THE TASK
Using the entries that follow, count the lines containing the word "stored" and give that number by itself.
Start of SOURCE MATERIAL
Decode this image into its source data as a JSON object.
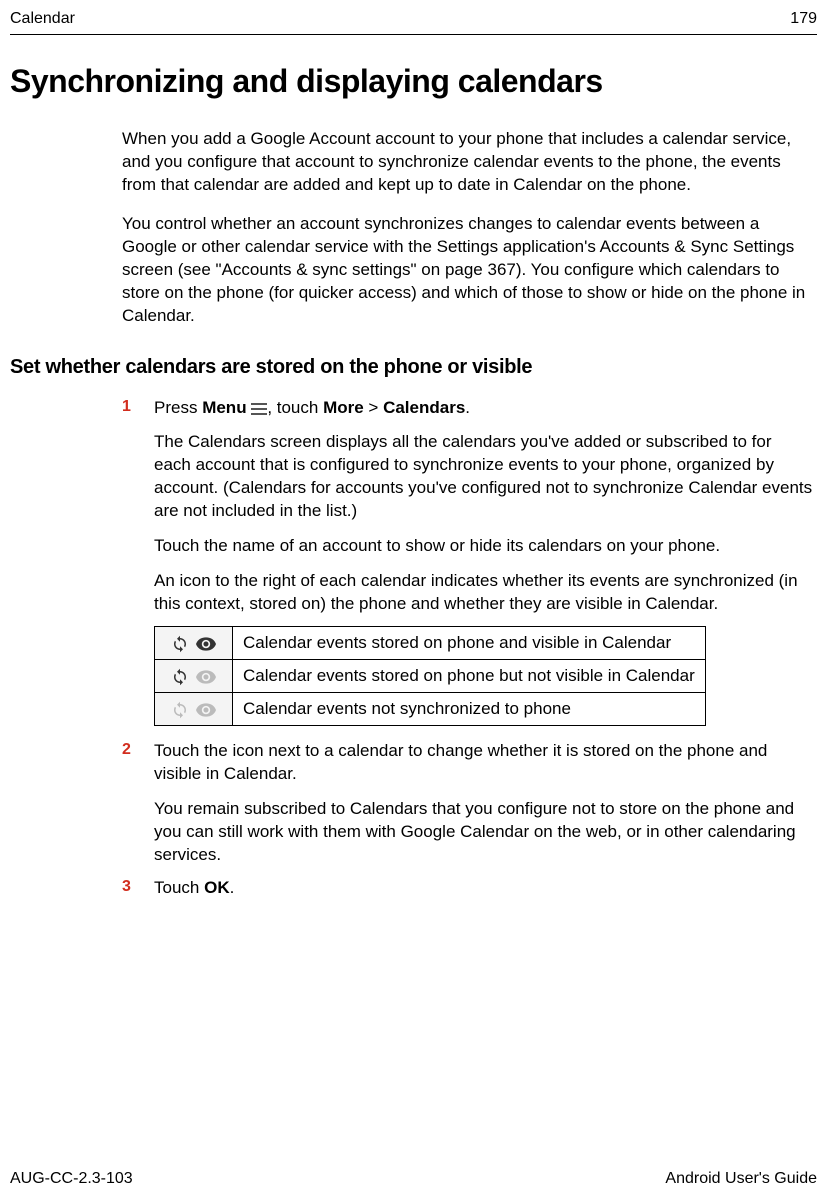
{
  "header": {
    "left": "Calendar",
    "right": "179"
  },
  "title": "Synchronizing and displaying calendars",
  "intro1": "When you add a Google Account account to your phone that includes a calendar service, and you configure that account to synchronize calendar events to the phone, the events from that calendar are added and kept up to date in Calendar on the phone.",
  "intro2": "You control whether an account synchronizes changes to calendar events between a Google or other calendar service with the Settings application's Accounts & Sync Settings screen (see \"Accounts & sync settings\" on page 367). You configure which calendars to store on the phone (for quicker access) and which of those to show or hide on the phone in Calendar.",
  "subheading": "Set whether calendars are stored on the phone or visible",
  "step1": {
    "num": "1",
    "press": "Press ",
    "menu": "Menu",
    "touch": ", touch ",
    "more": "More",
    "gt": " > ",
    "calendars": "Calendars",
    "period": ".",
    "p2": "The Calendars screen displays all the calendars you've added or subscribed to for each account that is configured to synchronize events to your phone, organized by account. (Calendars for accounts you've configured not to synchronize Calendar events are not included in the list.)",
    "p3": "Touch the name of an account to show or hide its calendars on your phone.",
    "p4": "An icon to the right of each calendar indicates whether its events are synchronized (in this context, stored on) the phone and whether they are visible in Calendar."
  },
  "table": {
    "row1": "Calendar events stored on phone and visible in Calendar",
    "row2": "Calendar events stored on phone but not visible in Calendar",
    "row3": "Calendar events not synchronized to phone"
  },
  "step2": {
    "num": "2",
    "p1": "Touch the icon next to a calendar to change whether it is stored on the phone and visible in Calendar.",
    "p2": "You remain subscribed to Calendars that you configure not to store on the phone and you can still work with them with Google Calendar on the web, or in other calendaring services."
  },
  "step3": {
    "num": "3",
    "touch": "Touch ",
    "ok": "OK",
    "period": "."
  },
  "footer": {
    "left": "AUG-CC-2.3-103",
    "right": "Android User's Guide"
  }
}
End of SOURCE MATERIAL
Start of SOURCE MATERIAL
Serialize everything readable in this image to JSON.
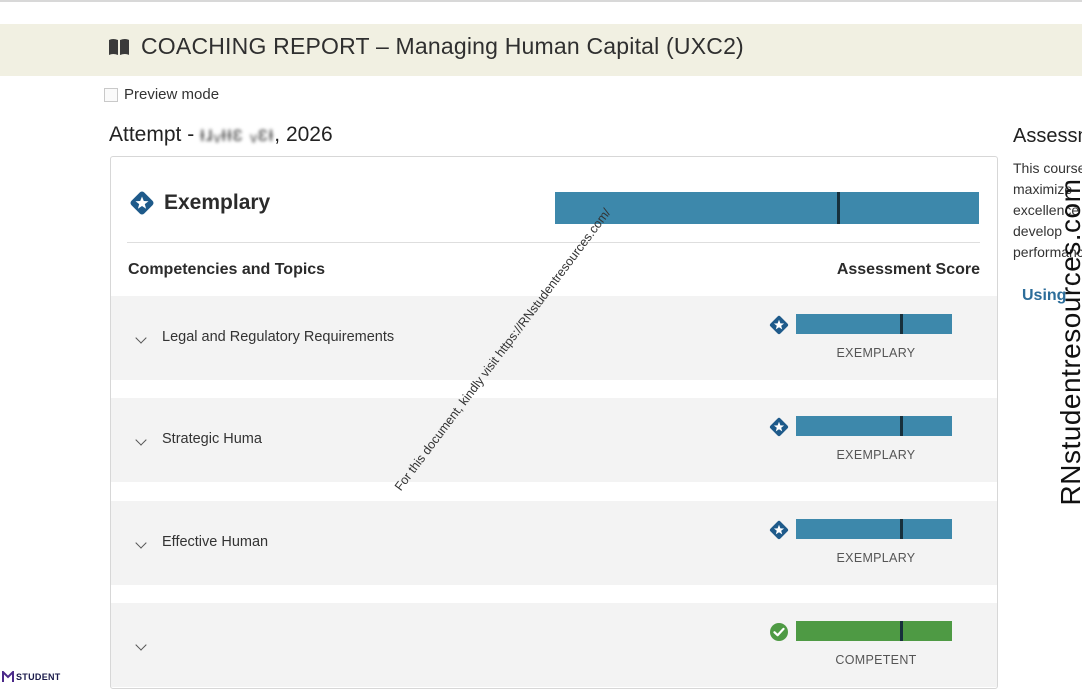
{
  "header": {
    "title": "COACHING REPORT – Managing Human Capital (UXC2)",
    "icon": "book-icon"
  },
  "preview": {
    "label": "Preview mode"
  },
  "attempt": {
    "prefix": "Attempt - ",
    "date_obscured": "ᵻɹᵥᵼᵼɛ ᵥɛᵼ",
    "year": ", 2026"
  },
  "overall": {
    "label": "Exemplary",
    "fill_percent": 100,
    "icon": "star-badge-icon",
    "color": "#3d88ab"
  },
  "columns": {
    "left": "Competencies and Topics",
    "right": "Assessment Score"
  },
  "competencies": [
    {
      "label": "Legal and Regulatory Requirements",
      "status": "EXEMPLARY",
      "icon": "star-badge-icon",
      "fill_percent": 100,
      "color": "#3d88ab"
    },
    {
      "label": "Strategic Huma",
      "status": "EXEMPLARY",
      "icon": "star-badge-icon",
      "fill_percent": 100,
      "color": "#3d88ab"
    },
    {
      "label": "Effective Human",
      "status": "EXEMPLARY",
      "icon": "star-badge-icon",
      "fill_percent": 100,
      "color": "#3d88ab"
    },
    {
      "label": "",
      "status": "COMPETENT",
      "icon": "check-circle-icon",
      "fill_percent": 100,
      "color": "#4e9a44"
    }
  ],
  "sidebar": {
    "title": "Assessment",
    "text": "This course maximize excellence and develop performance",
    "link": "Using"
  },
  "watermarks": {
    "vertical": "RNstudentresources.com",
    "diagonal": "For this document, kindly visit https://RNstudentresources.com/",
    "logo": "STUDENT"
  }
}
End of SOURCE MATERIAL
SOLUTION FOR THIS TASK
5